Opinion split after Oparanya demolishes shops on freehold land
Lawyers are sharply divided over whether governors have power to trespass and demolish private property on freehold areas after recent demolitions witnessed in Kakamega town and supervised by Governor Wycliffe Oparanya.
Scores of traders are counting loses running in to millions of shillings caused by the sudden demolitions that mainly targeted kiosks erected on the road reserve, a clean-up, which Governor Oparanya says should transform Kakamega to city status.

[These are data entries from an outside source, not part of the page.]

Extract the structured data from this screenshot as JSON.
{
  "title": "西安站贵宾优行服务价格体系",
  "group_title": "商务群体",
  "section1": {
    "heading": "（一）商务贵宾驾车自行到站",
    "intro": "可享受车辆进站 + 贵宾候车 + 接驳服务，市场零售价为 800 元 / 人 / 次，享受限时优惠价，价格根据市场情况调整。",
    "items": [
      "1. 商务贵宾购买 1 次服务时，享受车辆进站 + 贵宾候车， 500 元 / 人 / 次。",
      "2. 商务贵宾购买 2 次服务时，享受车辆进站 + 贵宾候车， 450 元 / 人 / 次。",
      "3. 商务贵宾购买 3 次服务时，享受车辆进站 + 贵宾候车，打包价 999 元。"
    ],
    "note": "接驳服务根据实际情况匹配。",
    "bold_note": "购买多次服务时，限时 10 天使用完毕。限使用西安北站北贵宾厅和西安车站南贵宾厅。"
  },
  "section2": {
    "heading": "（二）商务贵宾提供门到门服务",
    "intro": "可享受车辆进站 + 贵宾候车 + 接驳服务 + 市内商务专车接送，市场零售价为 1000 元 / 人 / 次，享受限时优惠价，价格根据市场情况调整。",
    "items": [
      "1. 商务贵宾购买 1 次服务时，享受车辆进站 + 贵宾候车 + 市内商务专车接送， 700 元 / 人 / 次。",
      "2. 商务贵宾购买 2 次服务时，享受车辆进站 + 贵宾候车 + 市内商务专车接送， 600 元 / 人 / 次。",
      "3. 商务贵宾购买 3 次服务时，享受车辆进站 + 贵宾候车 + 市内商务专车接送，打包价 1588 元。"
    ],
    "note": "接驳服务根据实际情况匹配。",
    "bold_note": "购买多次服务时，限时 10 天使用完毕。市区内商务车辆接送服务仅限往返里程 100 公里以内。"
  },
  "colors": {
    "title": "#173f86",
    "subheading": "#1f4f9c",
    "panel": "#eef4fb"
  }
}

Asked whether Oparanya was justified to demolish an upcoming morgue on freehold land and to storm and cart away coffins from a private premises on Canon Awori Street last Friday, the county's attorney, Moses Sande, said no law had been breached.
He said the mortuary developer had no single approval for the project situated in the Emusonga residential area and also lacked the blessings of the residents. He claimed the developer defied two orders from the department of land to stop the construction.
Sande said the governor’s action to storm the shop and confiscate dozens of coffins was justified.
“As I speak to you now, that business is not licensed. The county department for lands, physical planning and urban development revoked the permit,” said Sande.
But Kakamega-based lawyer Zablon Atulo faulted Oparanya, saying he was exercising absolute powers.
For the case of the mortuary, the Physical Planning Act could help escape court sanctions particularly of the development was never approved but for trespass and confiscation of coffins, it’s an issue of legal redress.
“Unless sanctioned by relevant authorities and backed by an approval from Physical Planning Department, a mortuary on a freehold land area can be faced with legal challenges,” said Atulo.
Both lawyers were in agreement that affected kiosk owners’ lacked legal basis to demand compensation as the allotment was temporary.
“We are aware that some of the kiosks are branded by the county government and were launched by the governor but that does not negate the fact they were given on temporary basis and were also erected on wrong places," said the lawyer.